Task requirements: Reproduce the records below exactly as shown.

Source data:
== Segment start ==

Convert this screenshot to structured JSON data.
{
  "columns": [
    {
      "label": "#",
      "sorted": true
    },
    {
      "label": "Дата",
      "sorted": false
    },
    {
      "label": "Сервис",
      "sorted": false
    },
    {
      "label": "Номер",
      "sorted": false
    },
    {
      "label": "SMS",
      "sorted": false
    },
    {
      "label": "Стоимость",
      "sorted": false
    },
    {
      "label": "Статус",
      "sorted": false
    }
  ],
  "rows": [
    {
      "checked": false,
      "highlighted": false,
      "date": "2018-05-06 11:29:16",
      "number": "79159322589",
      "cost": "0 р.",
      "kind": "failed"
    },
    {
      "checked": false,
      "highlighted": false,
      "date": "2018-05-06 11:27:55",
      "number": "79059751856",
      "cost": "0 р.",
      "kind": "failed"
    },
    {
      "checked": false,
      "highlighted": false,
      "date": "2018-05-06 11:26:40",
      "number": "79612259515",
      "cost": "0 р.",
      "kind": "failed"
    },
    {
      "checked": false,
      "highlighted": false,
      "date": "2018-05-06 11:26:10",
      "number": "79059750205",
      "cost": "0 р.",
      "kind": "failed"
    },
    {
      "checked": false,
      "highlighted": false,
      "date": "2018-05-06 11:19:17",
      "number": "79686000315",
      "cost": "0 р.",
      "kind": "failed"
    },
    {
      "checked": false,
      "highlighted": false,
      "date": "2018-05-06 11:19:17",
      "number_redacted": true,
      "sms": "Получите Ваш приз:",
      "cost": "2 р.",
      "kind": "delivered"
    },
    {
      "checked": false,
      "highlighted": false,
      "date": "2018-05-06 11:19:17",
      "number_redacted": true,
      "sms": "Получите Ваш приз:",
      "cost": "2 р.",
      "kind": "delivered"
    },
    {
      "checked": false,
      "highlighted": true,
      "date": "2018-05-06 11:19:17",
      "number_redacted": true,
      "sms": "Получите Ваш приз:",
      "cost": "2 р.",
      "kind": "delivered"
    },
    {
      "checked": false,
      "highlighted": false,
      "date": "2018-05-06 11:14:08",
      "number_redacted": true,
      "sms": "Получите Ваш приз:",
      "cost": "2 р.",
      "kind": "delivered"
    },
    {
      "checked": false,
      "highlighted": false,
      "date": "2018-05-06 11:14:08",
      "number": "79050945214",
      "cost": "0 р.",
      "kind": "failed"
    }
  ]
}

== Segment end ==

Answer to the problem:
Convert this screenshot to structured JSON data.
{
  "columns": [
    {
      "label": "#",
      "sorted": true
    },
    {
      "label": "Дата",
      "sorted": false
    },
    {
      "label": "Сервис",
      "sorted": false
    },
    {
      "label": "Номер",
      "sorted": false
    },
    {
      "label": "SMS",
      "sorted": false
    },
    {
      "label": "Стоимость",
      "sorted": false
    },
    {
      "label": "Статус",
      "sorted": false
    }
  ],
  "rows": [
    {
      "checked": false,
      "highlighted": false,
      "date": "2018-05-06 11:29:16",
      "number": "79159322589",
      "cost": "0 р.",
      "kind": "failed"
    },
    {
      "checked": false,
      "highlighted": false,
      "date": "2018-05-06 11:27:55",
      "number": "79059751856",
      "cost": "0 р.",
      "kind": "failed"
    },
    {
      "checked": false,
      "highlighted": false,
      "date": "2018-05-06 11:26:40",
      "number": "79612259515",
      "cost": "0 р.",
      "kind": "failed"
    },
    {
      "checked": false,
      "highlighted": false,
      "date": "2018-05-06 11:26:10",
      "number": "79059750205",
      "cost": "0 р.",
      "kind": "failed"
    },
    {
      "checked": false,
      "highlighted": false,
      "date": "2018-05-06 11:19:17",
      "number": "79686000315",
      "cost": "0 р.",
      "kind": "failed"
    },
    {
      "checked": false,
      "highlighted": false,
      "date": "2018-05-06 11:19:17",
      "number_redacted": true,
      "sms": "Получите Ваш приз:",
      "cost": "2 р.",
      "kind": "delivered"
    },
    {
      "checked": false,
      "highlighted": false,
      "date": "2018-05-06 11:19:17",
      "number_redacted": true,
      "sms": "Получите Ваш приз:",
      "cost": "2 р.",
      "kind": "delivered"
    },
    {
      "checked": false,
      "highlighted": true,
      "date": "2018-05-06 11:19:17",
      "number_redacted": true,
      "sms": "Получите Ваш приз:",
      "cost": "2 р.",
      "kind": "delivered"
    },
    {
      "checked": false,
      "highlighted": false,
      "date": "2018-05-06 11:14:08",
      "number_redacted": true,
      "sms": "Получите Ваш приз:",
      "cost": "2 р.",
      "kind": "delivered"
    },
    {
      "checked": false,
      "highlighted": false,
      "date": "2018-05-06 11:14:08",
      "number": "79050945214",
      "cost": "0 р.",
      "kind": "failed"
    }
  ]
}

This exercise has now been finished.